Young drivers fork out £140 million every year in car maintenance due to their lack of basic mechanical know-how, new research suggests.According to the study carried out by Direct Line, half of all drivers under 25 do not know how to jumpstart their car or replace a tyre, compared to 25 per cent of drivers aged 45 or over.Nearly one in three admitted to paying to have their oil changed, while 25 per cent also admitted to having their brake fluid checked.The findings come despite the DVLA introducing a car maintenance section to the practical driving test in September 2003.Some 37 per cent of 18 to 24 year olds who have passed this test still struggle when it comes to checking the level of their car's brake fluid."It's not unusual for drivers to feel a little helpless when it comes to car maintenance -however, it is important for drivers to be able to make basic safety checks on their vehicle, such as checking tyre pressure and oil level," Emma Holyer, Direct Line's motor spokesperson said."These checks are essential before embarking on a long journey and we are urging motorists to ensure they are able to conduct these simple tests rather than relying on parents or mechanics for help."Our research also shows that more than four in ten drivers have waited for their vehicle's annual service to fix some of these potentially serious problems. This should be avoided as it is important that all motorists are driving roadworthy vehicles," she added.Asking parents for help is still a popular and altogether cheaper alternative to paying out for professional know-how, with 62 per cent of all young drivers confessing to turning to their mums and dads for advice.
Fuel poverty has doubled in five years
Fuel poverty in the UK, measured by the number of people who spend more than 10% of their monthly income on utility bills, has doubled in the UK over the last five years. This is a damning indictment of the current state of not only the UK utility sector but the UK benefits system. As you might expect, bulk of those affected by fuel poverty are in the older population bracket, the very people who...Read More
Are EU members as close as many seem to think?

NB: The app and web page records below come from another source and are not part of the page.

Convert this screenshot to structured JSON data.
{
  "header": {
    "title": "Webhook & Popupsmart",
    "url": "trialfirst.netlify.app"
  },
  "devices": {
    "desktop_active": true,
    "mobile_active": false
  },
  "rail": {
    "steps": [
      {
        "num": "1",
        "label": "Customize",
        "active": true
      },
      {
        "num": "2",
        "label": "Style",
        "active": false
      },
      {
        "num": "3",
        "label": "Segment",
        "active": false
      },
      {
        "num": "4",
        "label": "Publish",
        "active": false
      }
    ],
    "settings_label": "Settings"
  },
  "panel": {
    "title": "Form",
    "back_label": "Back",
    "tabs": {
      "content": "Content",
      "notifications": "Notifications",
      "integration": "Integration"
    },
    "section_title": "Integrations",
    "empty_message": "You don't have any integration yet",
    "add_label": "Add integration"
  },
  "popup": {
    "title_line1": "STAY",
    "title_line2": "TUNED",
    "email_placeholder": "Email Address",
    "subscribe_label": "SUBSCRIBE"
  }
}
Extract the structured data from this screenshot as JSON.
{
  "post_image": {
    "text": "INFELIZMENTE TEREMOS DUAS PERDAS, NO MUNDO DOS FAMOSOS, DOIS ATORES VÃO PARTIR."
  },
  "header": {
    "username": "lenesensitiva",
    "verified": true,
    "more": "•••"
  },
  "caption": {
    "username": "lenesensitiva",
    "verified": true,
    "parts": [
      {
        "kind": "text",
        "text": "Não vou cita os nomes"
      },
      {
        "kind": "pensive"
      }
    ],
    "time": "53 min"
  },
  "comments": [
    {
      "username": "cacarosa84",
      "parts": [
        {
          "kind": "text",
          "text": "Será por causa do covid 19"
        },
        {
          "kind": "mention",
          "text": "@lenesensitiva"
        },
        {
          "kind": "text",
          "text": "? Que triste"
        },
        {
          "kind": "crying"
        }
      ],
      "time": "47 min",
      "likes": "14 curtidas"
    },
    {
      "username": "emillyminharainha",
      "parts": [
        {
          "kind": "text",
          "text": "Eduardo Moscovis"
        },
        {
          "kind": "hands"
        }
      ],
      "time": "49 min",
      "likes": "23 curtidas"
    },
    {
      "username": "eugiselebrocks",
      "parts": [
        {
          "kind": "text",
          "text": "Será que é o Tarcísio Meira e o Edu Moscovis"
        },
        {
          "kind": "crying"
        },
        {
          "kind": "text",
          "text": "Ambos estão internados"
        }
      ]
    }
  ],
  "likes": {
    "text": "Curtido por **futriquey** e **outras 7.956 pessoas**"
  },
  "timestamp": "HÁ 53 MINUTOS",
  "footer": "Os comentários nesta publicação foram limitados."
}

The ongoing strikes in UK, with regards to an Italian company working in UK which is alleged to have barred the UK workers from applying for positions, could have a serious impact across the EU. The Italian company in question has today confirmed that 100 UK workers are currently employed on a project in Venice where they are working side-by-side with Italian workers. However, the issue does not s...Read More
Confusion over £745 million in outstanding council taxes
The GMB Union has put local councils across the UK on red alert with revelations that last year saw some £745 million of council tax remain outstanding. While the figure is down for the £760 million reported for the previous year there is some confusion as to whether or not the figure is a true reflection of he situation.
Of the figures collated by the GMB it appears that Glasgow...
Surveyors report rising house prices
House prices in Britain grew for the 18th month in a row during April, a poll of surveyors has shown.According to the Royal Institute of Chartered Surveyors (Rics), the country's housing market is in "rude health".The institute's monthly report found that 28.9 per cent more surveyors reported a rise rather than a fall in house prices, compared to 26.9 per cent in March.Today's increase comes ahead...Read More
Three quarters of self employed men have no pension
31/10/2014 Less than a quarter of self employed men in the UK have any form of pension, official figures from the Office for National Statistics shows. Only 22% of self employed men had any kind of personal pension in 2012/13, which was down from 62% in 1996/7. The amount of self employed men with pensions was at 35% in 2005/6. This is in stark contrast to the rise of the amount of peop...Read More